In 1856 he removed to IVrry, I'ikc Co., 111., and - i
after was appointed a member of the State Hoard of
Education, ami assisted in building the state Normal
University, at Bloomington, HI., as a member of the
building committee. In 1861 he entered the military
service as surgeon of the Thirty-third I Normali Illi-
nois Infantry Regiment, and served through the war
as division surgeon ami medical director; was mus-
tered out in December, 1865. He was largely engaged
in cotton-planting mar Selma. Ala., in 1866 67, and
was made post-SUTgeon of the United Stales army at.
Selma, Ala., in September. I-,;:. | M [868 ],,. wga
eleeted high sheriff of Dallas (',,.. Ala., and in 1869
was appointed by President Grant United States as-
sessor of internal revenue for the See 1 District of

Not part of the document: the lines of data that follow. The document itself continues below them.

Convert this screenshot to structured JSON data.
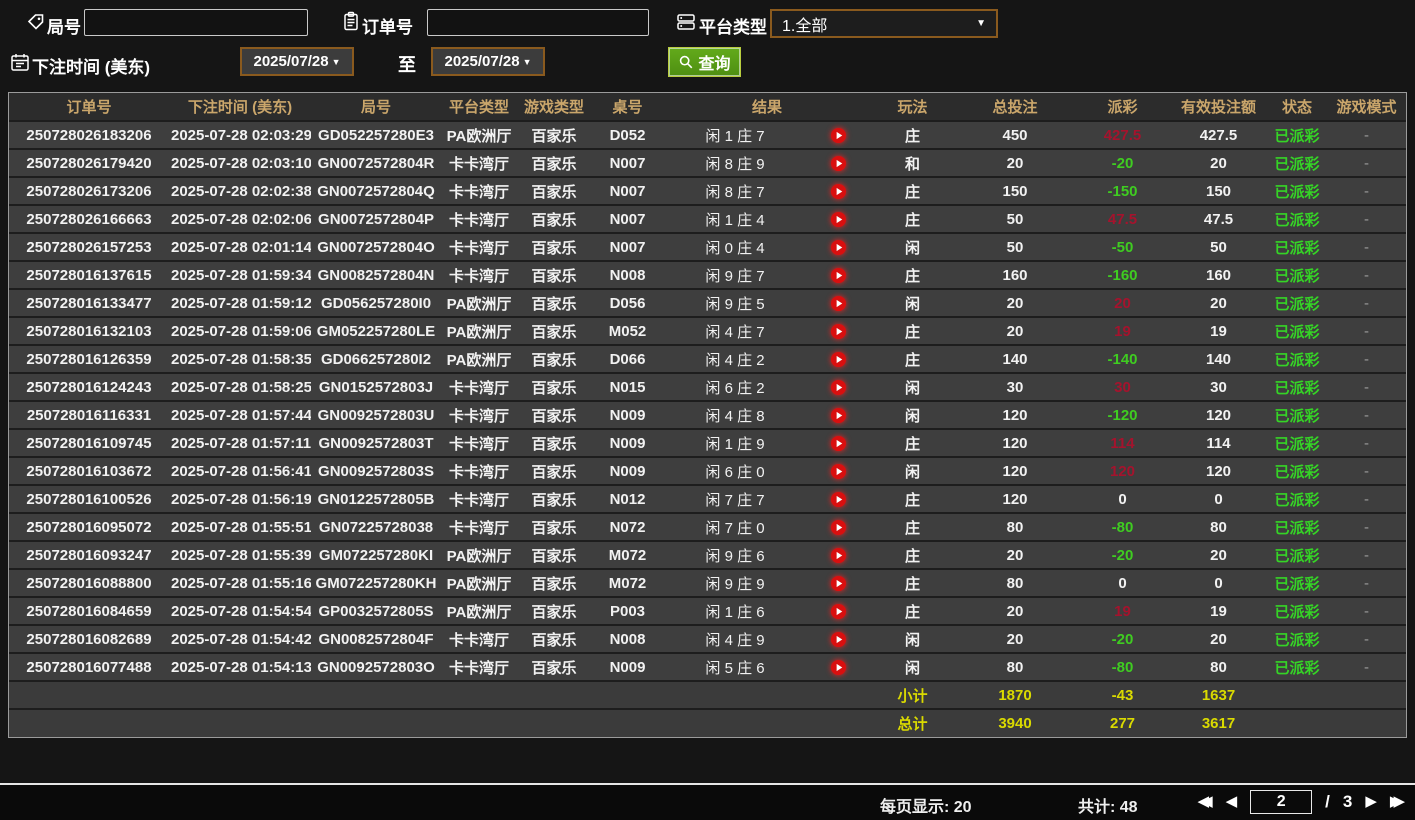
{
  "filters": {
    "game_no_label": "局号",
    "game_no_value": "",
    "order_no_label": "订单号",
    "order_no_value": "",
    "platform_label": "平台类型",
    "platform_value": "1.全部",
    "bet_time_label": "下注时间 (美东)",
    "date_from": "2025/07/28",
    "to_label": "至",
    "date_to": "2025/07/28",
    "search_label": "查询"
  },
  "icons": {
    "dropdown_arrow": "▼",
    "first_page": "◀◀",
    "prev_page": "◀",
    "next_page": "▶",
    "last_page": "▶▶"
  },
  "colors": {
    "header_gold": "#caa66b",
    "payout_win_red": "#a5132d",
    "payout_loss_green": "#3fcc21",
    "status_green": "#35d426",
    "summary_yellow": "#dada00",
    "button_green": "#55a016",
    "picker_border_orange": "#8a5a1e"
  },
  "table": {
    "headers": [
      "订单号",
      "下注时间 (美东)",
      "局号",
      "平台类型",
      "游戏类型",
      "桌号",
      "结果",
      "玩法",
      "总投注",
      "派彩",
      "有效投注额",
      "状态",
      "游戏模式"
    ],
    "rows": [
      {
        "order": "250728026183206",
        "time": "2025-07-28 02:03:29",
        "game": "GD052257280E3",
        "platform": "PA欧洲厅",
        "game_type": "百家乐",
        "table_no": "D052",
        "result": "闲 1 庄 7",
        "play": "庄",
        "bet": "450",
        "payout": "427.5",
        "payout_class": "win",
        "valid": "427.5",
        "status": "已派彩",
        "mode": "-"
      },
      {
        "order": "250728026179420",
        "time": "2025-07-28 02:03:10",
        "game": "GN0072572804R",
        "platform": "卡卡湾厅",
        "game_type": "百家乐",
        "table_no": "N007",
        "result": "闲 8 庄 9",
        "play": "和",
        "bet": "20",
        "payout": "-20",
        "payout_class": "loss",
        "valid": "20",
        "status": "已派彩",
        "mode": "-"
      },
      {
        "order": "250728026173206",
        "time": "2025-07-28 02:02:38",
        "game": "GN0072572804Q",
        "platform": "卡卡湾厅",
        "game_type": "百家乐",
        "table_no": "N007",
        "result": "闲 8 庄 7",
        "play": "庄",
        "bet": "150",
        "payout": "-150",
        "payout_class": "loss",
        "valid": "150",
        "status": "已派彩",
        "mode": "-"
      },
      {
        "order": "250728026166663",
        "time": "2025-07-28 02:02:06",
        "game": "GN0072572804P",
        "platform": "卡卡湾厅",
        "game_type": "百家乐",
        "table_no": "N007",
        "result": "闲 1 庄 4",
        "play": "庄",
        "bet": "50",
        "payout": "47.5",
        "payout_class": "win",
        "valid": "47.5",
        "status": "已派彩",
        "mode": "-"
      },
      {
        "order": "250728026157253",
        "time": "2025-07-28 02:01:14",
        "game": "GN0072572804O",
        "platform": "卡卡湾厅",
        "game_type": "百家乐",
        "table_no": "N007",
        "result": "闲 0 庄 4",
        "play": "闲",
        "bet": "50",
        "payout": "-50",
        "payout_class": "loss",
        "valid": "50",
        "status": "已派彩",
        "mode": "-"
      },
      {
        "order": "250728016137615",
        "time": "2025-07-28 01:59:34",
        "game": "GN0082572804N",
        "platform": "卡卡湾厅",
        "game_type": "百家乐",
        "table_no": "N008",
        "result": "闲 9 庄 7",
        "play": "庄",
        "bet": "160",
        "payout": "-160",
        "payout_class": "loss",
        "valid": "160",
        "status": "已派彩",
        "mode": "-"
      },
      {
        "order": "250728016133477",
        "time": "2025-07-28 01:59:12",
        "game": "GD056257280I0",
        "platform": "PA欧洲厅",
        "game_type": "百家乐",
        "table_no": "D056",
        "result": "闲 9 庄 5",
        "play": "闲",
        "bet": "20",
        "payout": "20",
        "payout_class": "win",
        "valid": "20",
        "status": "已派彩",
        "mode": "-"
      },
      {
        "order": "250728016132103",
        "time": "2025-07-28 01:59:06",
        "game": "GM052257280LE",
        "platform": "PA欧洲厅",
        "game_type": "百家乐",
        "table_no": "M052",
        "result": "闲 4 庄 7",
        "play": "庄",
        "bet": "20",
        "payout": "19",
        "payout_class": "win",
        "valid": "19",
        "status": "已派彩",
        "mode": "-"
      },
      {
        "order": "250728016126359",
        "time": "2025-07-28 01:58:35",
        "game": "GD066257280I2",
        "platform": "PA欧洲厅",
        "game_type": "百家乐",
        "table_no": "D066",
        "result": "闲 4 庄 2",
        "play": "庄",
        "bet": "140",
        "payout": "-140",
        "payout_class": "loss",
        "valid": "140",
        "status": "已派彩",
        "mode": "-"
      },
      {
        "order": "250728016124243",
        "time": "2025-07-28 01:58:25",
        "game": "GN0152572803J",
        "platform": "卡卡湾厅",
        "game_type": "百家乐",
        "table_no": "N015",
        "result": "闲 6 庄 2",
        "play": "闲",
        "bet": "30",
        "payout": "30",
        "payout_class": "win",
        "valid": "30",
        "status": "已派彩",
        "mode": "-"
      },
      {
        "order": "250728016116331",
        "time": "2025-07-28 01:57:44",
        "game": "GN0092572803U",
        "platform": "卡卡湾厅",
        "game_type": "百家乐",
        "table_no": "N009",
        "result": "闲 4 庄 8",
        "play": "闲",
        "bet": "120",
        "payout": "-120",
        "payout_class": "loss",
        "valid": "120",
        "status": "已派彩",
        "mode": "-"
      },
      {
        "order": "250728016109745",
        "time": "2025-07-28 01:57:11",
        "game": "GN0092572803T",
        "platform": "卡卡湾厅",
        "game_type": "百家乐",
        "table_no": "N009",
        "result": "闲 1 庄 9",
        "play": "庄",
        "bet": "120",
        "payout": "114",
        "payout_class": "win",
        "valid": "114",
        "status": "已派彩",
        "mode": "-"
      },
      {
        "order": "250728016103672",
        "time": "2025-07-28 01:56:41",
        "game": "GN0092572803S",
        "platform": "卡卡湾厅",
        "game_type": "百家乐",
        "table_no": "N009",
        "result": "闲 6 庄 0",
        "play": "闲",
        "bet": "120",
        "payout": "120",
        "payout_class": "win",
        "valid": "120",
        "status": "已派彩",
        "mode": "-"
      },
      {
        "order": "250728016100526",
        "time": "2025-07-28 01:56:19",
        "game": "GN0122572805B",
        "platform": "卡卡湾厅",
        "game_type": "百家乐",
        "table_no": "N012",
        "result": "闲 7 庄 7",
        "play": "庄",
        "bet": "120",
        "payout": "0",
        "payout_class": "zero",
        "valid": "0",
        "status": "已派彩",
        "mode": "-"
      },
      {
        "order": "250728016095072",
        "time": "2025-07-28 01:55:51",
        "game": "GN07225728038",
        "platform": "卡卡湾厅",
        "game_type": "百家乐",
        "table_no": "N072",
        "result": "闲 7 庄 0",
        "play": "庄",
        "bet": "80",
        "payout": "-80",
        "payout_class": "loss",
        "valid": "80",
        "status": "已派彩",
        "mode": "-"
      },
      {
        "order": "250728016093247",
        "time": "2025-07-28 01:55:39",
        "game": "GM072257280KI",
        "platform": "PA欧洲厅",
        "game_type": "百家乐",
        "table_no": "M072",
        "result": "闲 9 庄 6",
        "play": "庄",
        "bet": "20",
        "payout": "-20",
        "payout_class": "loss",
        "valid": "20",
        "status": "已派彩",
        "mode": "-"
      },
      {
        "order": "250728016088800",
        "time": "2025-07-28 01:55:16",
        "game": "GM072257280KH",
        "platform": "PA欧洲厅",
        "game_type": "百家乐",
        "table_no": "M072",
        "result": "闲 9 庄 9",
        "play": "庄",
        "bet": "80",
        "payout": "0",
        "payout_class": "zero",
        "valid": "0",
        "status": "已派彩",
        "mode": "-"
      },
      {
        "order": "250728016084659",
        "time": "2025-07-28 01:54:54",
        "game": "GP0032572805S",
        "platform": "PA欧洲厅",
        "game_type": "百家乐",
        "table_no": "P003",
        "result": "闲 1 庄 6",
        "play": "庄",
        "bet": "20",
        "payout": "19",
        "payout_class": "win",
        "valid": "19",
        "status": "已派彩",
        "mode": "-"
      },
      {
        "order": "250728016082689",
        "time": "2025-07-28 01:54:42",
        "game": "GN0082572804F",
        "platform": "卡卡湾厅",
        "game_type": "百家乐",
        "table_no": "N008",
        "result": "闲 4 庄 9",
        "play": "闲",
        "bet": "20",
        "payout": "-20",
        "payout_class": "loss",
        "valid": "20",
        "status": "已派彩",
        "mode": "-"
      },
      {
        "order": "250728016077488",
        "time": "2025-07-28 01:54:13",
        "game": "GN0092572803O",
        "platform": "卡卡湾厅",
        "game_type": "百家乐",
        "table_no": "N009",
        "result": "闲 5 庄 6",
        "play": "闲",
        "bet": "80",
        "payout": "-80",
        "payout_class": "loss",
        "valid": "80",
        "status": "已派彩",
        "mode": "-"
      }
    ],
    "subtotal": {
      "label": "小计",
      "bet": "1870",
      "payout": "-43",
      "valid": "1637"
    },
    "total": {
      "label": "总计",
      "bet": "3940",
      "payout": "277",
      "valid": "3617"
    }
  },
  "footer": {
    "per_page_label": "每页显示: 20",
    "total_label": "共计: 48",
    "page": "2",
    "page_sep": "/",
    "total_pages": "3"
  }
}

that State, embracing twenty-six counties, lie re-
mained in this position until 1871, when, his health
failing him. he returned to Keaville. N. J., where he
ha- -inee resided ami praetieed his profession, being
one of the three oldest physicians in Hunterdon
County. He became a member of the < Jounty 1 >istriet
Medical Society. May ::. 1 886, WOS it- Irea-urer in 1 850,
and .,ii,. of the board of eeiis,,r- from 1 s |s t-, I -
HUNTERDON COUNTY, NEW JERSEY.
John Frelinghuysen Schenck, a native of Ne-
shanic, Somerset Co. (born June 6, 1799), is of Dutch
descent, his ancestors having come from Holland and
settled in the Millstone valley. His father, Dr.
Henry H. Schenck, was an assistant surgeon in the
E evolutionary army. His maternal grandfather was
Rev. Jacob R. Hardenberg, first president of Queen's
(now Rutgers) College. He commenced reading
medicine with his brother, Dr. Jacob R. Schenck,
and continued his studies with Dr. Henry Vander-
veer; attended the College of Physicians and Sur-
geons, New York, and was licensed to practice in